Hawaii hospitals would receive $15 million in federal funds to help with rising costs and numbers of Medicaid and uninsured patients under legislation passed by the U.S. Senate.
Matching state funds would be needed to tap the money in the Medicare Improvement for Patients and Providers Act of 2008 if it becomes law.
U.S. Sens. Daniel K. Akaka and Daniel K. Inouye issued a news release praising the bill, which passed yesterday by a veto-proof vote of 69-30.
The $15 million is provided in so-called Disproportionate Share Hospital resources to help support Hawaii hospitals for uncompensated care. To draw on the money, the Legislature would have to provide matching funds of $2.5 million in the fourth quarter of this year, $10 million in 2009 and $2.5 million for the first quarter of 2010.
The bill also would protect doctors from a 10.6 percent reduction in Medicare reimbursements and increase preventive health care coverage.
"There is no doubt that this bill is a prescription for better health care," Inouye said.
Akaka said many of the bill's opponents had a chance to meet with doctors, beneficiaries and military families during the Fourth of July recess and "now understand how tremendously important it is."
"This legislation must become law to protect access to health care for seniors, individuals with disabilities and members of our armed services and their families," he said.
"I was so pleased to see my good friend and colleague Ted Kennedy return to the Senate to help lead passage of this vital bill," Akaka said, referring to the Massachusetts senator who had been diagnosed with a brain tumor.
Inouye said, "I am pleased that we have overcome the opposition and passed the Medicare Improvements Act. Congressional approval means the health care of our nation's seniors, veterans and active-duty military are no longer in jeopardy.
"Furthermore, this crucial legislation also benefits Hawaii by extending Medicaid Disproportionate Share allotments for the state, which does not have a permanent DSH share."
Richard Meiers, Healthcare Association of Hawaii president and executive director, said, "All facets of this bill are sorely needed by our providers in Hawaii. It will improve the quality of care for our citizens. We all know that our facilities are going through very troubled times right now.

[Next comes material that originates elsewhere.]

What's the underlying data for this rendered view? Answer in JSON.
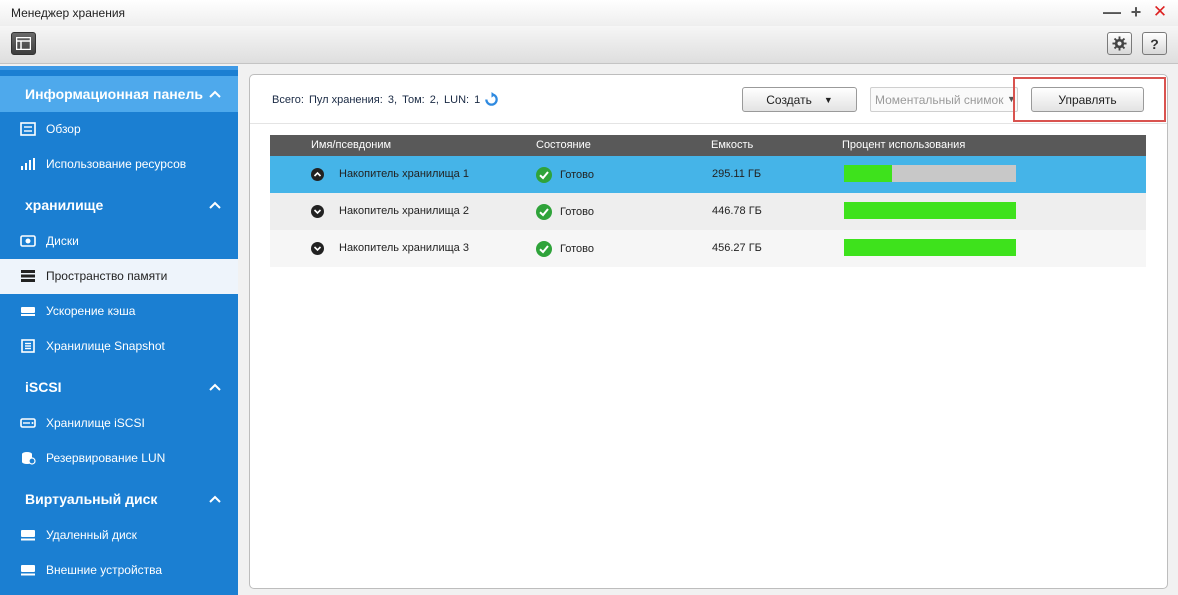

"We are very appreciative of our delegation for all the work they are doing on behalf of the health care community and the people of Hawaii. We sincerely look forward to the state matching the required dollars to these federal funds."